Only the lines holding "Todas" are wanted; find them in the listing and return each one.

═════ Material provided

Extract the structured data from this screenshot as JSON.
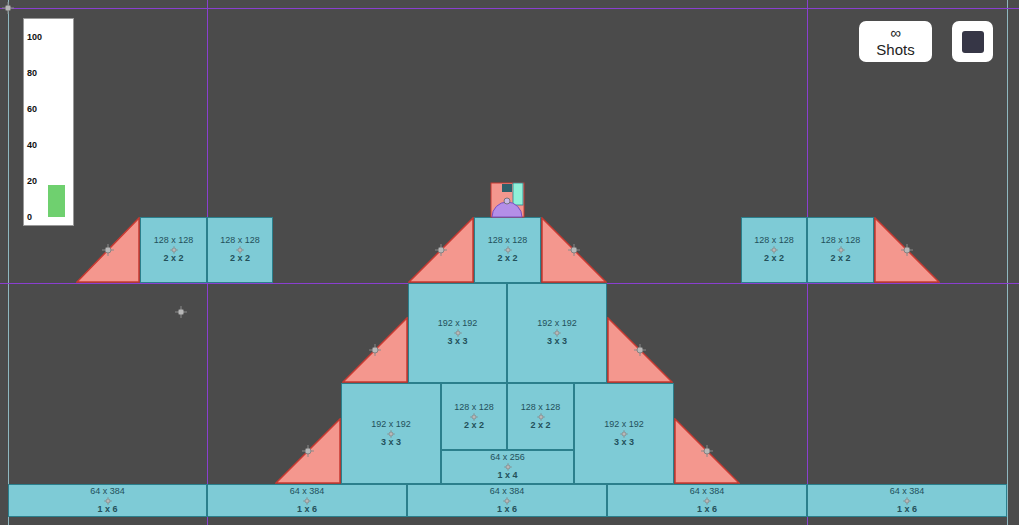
{
  "meter": {
    "ticks": [
      "100",
      "80",
      "60",
      "40",
      "20",
      "0"
    ],
    "level": 0.18
  },
  "shots": {
    "symbol": "∞",
    "label": "Shots"
  },
  "blocks": [
    {
      "kind": "ramp"
    },
    {
      "kind": "block",
      "label": "128 x 128",
      "grid": "2 x 2"
    },
    {
      "kind": "block",
      "label": "128 x 128",
      "grid": "2 x 2"
    },
    {
      "kind": "ramp"
    },
    {
      "kind": "block",
      "label": "128 x 128",
      "grid": "2 x 2"
    },
    {
      "kind": "ramp"
    },
    {
      "kind": "block",
      "label": "128 x 128",
      "grid": "2 x 2"
    },
    {
      "kind": "block",
      "label": "128 x 128",
      "grid": "2 x 2"
    },
    {
      "kind": "ramp"
    },
    {
      "kind": "ramp"
    },
    {
      "kind": "block",
      "label": "192 x 192",
      "grid": "3 x 3"
    },
    {
      "kind": "block",
      "label": "192 x 192",
      "grid": "3 x 3"
    },
    {
      "kind": "ramp"
    },
    {
      "kind": "ramp"
    },
    {
      "kind": "block",
      "label": "192 x 192",
      "grid": "3 x 3"
    },
    {
      "kind": "block",
      "label": "128 x 128",
      "grid": "2 x 2"
    },
    {
      "kind": "block",
      "label": "128 x 128",
      "grid": "2 x 2"
    },
    {
      "kind": "block",
      "label": "64 x 256",
      "grid": "1 x 4"
    },
    {
      "kind": "block",
      "label": "192 x 192",
      "grid": "3 x 3"
    },
    {
      "kind": "ramp"
    },
    {
      "kind": "block",
      "label": "64 x 384",
      "grid": "1 x 6"
    },
    {
      "kind": "block",
      "label": "64 x 384",
      "grid": "1 x 6"
    },
    {
      "kind": "block",
      "label": "64 x 384",
      "grid": "1 x 6"
    },
    {
      "kind": "block",
      "label": "64 x 384",
      "grid": "1 x 6"
    },
    {
      "kind": "block",
      "label": "64 x 384",
      "grid": "1 x 6"
    }
  ]
}
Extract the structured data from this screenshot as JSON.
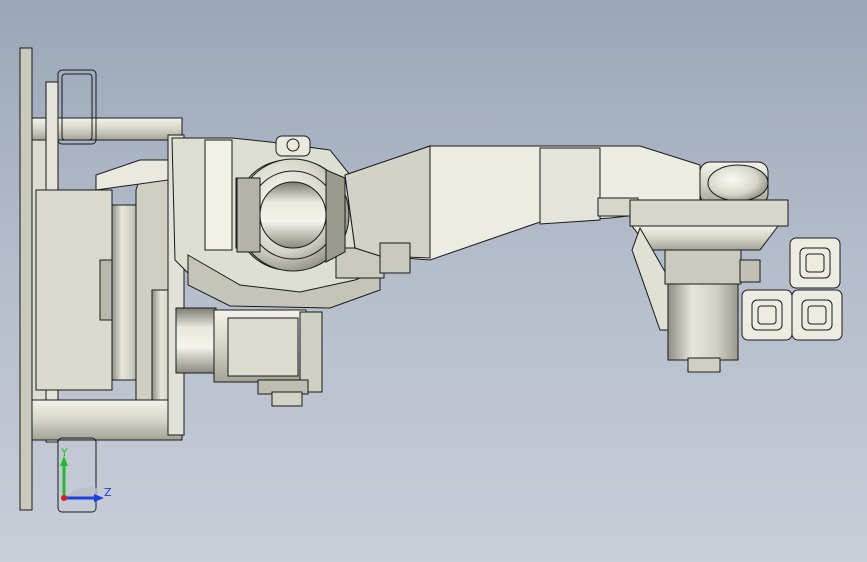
{
  "scene": {
    "model": "robot-arm",
    "view": "side"
  },
  "triad": {
    "y_label": "Y",
    "z_label": "Z",
    "y_color": "#1fbf2a",
    "z_color": "#1b3fe0"
  },
  "colors": {
    "background_top": "#9aa6b8",
    "background_bottom": "#c9ced8",
    "part_fill": "#d8d8cc",
    "part_light": "#ecece2",
    "part_dark": "#8e8e84",
    "edge": "#1a1a1a",
    "highlight_edge": "#3a2e7a"
  }
}
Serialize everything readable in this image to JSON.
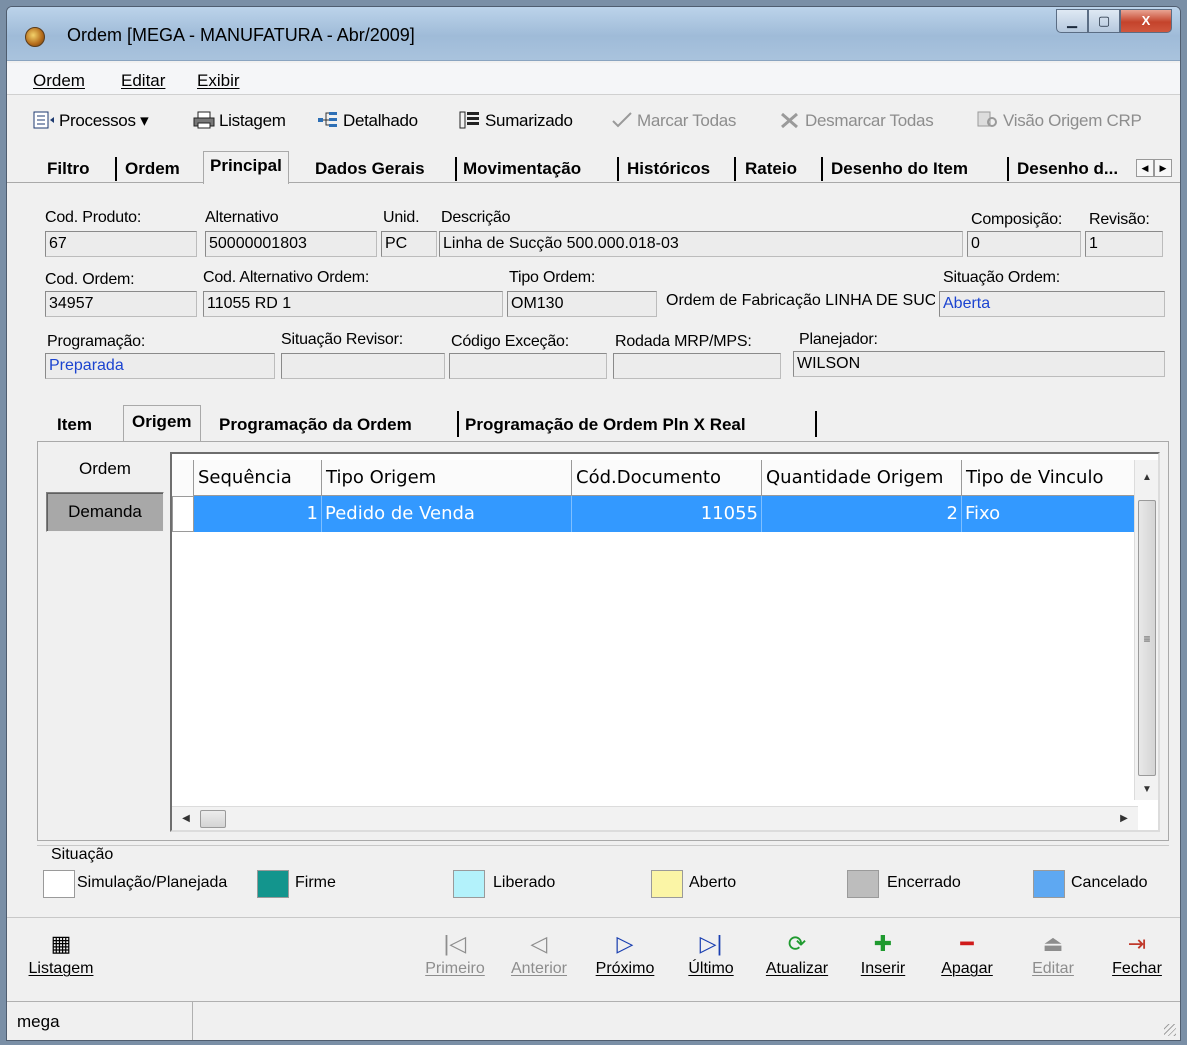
{
  "window": {
    "title": "Ordem [MEGA - MANUFATURA - Abr/2009]",
    "min": "▁",
    "max": "▢",
    "close": "X"
  },
  "menu": [
    "Ordem",
    "Editar",
    "Exibir"
  ],
  "toolbar": {
    "processos": "Processos ▾",
    "listagem": "Listagem",
    "detalhado": "Detalhado",
    "sumarizado": "Sumarizado",
    "marcar_todas": "Marcar Todas",
    "desmarcar_todas": "Desmarcar Todas",
    "visao_origem": "Visão Origem CRP"
  },
  "main_tabs": [
    "Filtro",
    "Ordem",
    "Principal",
    "Dados Gerais",
    "Movimentação",
    "Históricos",
    "Rateio",
    "Desenho do Item",
    "Desenho d..."
  ],
  "fields": {
    "cod_produto": {
      "label": "Cod. Produto:",
      "value": "67"
    },
    "alternativo": {
      "label": "Alternativo",
      "value": "50000001803"
    },
    "unid": {
      "label": "Unid.",
      "value": "PC"
    },
    "descricao": {
      "label": "Descrição",
      "value": "Linha de Sucção 500.000.018-03"
    },
    "composicao": {
      "label": "Composição:",
      "value": "0"
    },
    "revisao": {
      "label": "Revisão:",
      "value": "1"
    },
    "cod_ordem": {
      "label": "Cod. Ordem:",
      "value": "34957"
    },
    "cod_alt_ordem": {
      "label": "Cod. Alternativo Ordem:",
      "value": "11055 RD 1"
    },
    "tipo_ordem": {
      "label": "Tipo Ordem:",
      "value": "OM130",
      "desc": "Ordem de Fabricação LINHA DE SUCCAO"
    },
    "situacao_ordem": {
      "label": "Situação Ordem:",
      "value": "Aberta"
    },
    "programacao": {
      "label": "Programação:",
      "value": "Preparada"
    },
    "situacao_revisor": {
      "label": "Situação Revisor:",
      "value": ""
    },
    "codigo_excecao": {
      "label": "Código Exceção:",
      "value": ""
    },
    "rodada_mrp": {
      "label": "Rodada MRP/MPS:",
      "value": ""
    },
    "planejador": {
      "label": "Planejador:",
      "value": "WILSON"
    }
  },
  "sub_tabs": [
    "Item",
    "Origem",
    "Programação da Ordem",
    "Programação de Ordem Pln X Real"
  ],
  "side_buttons": [
    "Ordem",
    "Demanda"
  ],
  "grid": {
    "columns": [
      "Sequência",
      "Tipo Origem",
      "Cód.Documento",
      "Quantidade Origem",
      "Tipo de Vinculo"
    ],
    "rows": [
      [
        "1",
        "Pedido de Venda",
        "11055",
        "2",
        "Fixo"
      ]
    ]
  },
  "legend": {
    "title": "Situação",
    "items": [
      {
        "label": "Simulação/Planejada",
        "color": "#ffffff"
      },
      {
        "label": "Firme",
        "color": "#13958d"
      },
      {
        "label": "Liberado",
        "color": "#b3f2fb"
      },
      {
        "label": "Aberto",
        "color": "#fbf5a6"
      },
      {
        "label": "Encerrado",
        "color": "#bdbdbd"
      },
      {
        "label": "Cancelado",
        "color": "#5ea8f2"
      }
    ]
  },
  "bottom_buttons": [
    "Listagem",
    "Primeiro",
    "Anterior",
    "Próximo",
    "Último",
    "Atualizar",
    "Inserir",
    "Apagar",
    "Editar",
    "Fechar"
  ],
  "status": {
    "user": "mega"
  }
}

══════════

▸ Output for this exercise:
    "marcar_todas": "Marcar Todas",
    "desmarcar_todas": "Desmarcar Todas",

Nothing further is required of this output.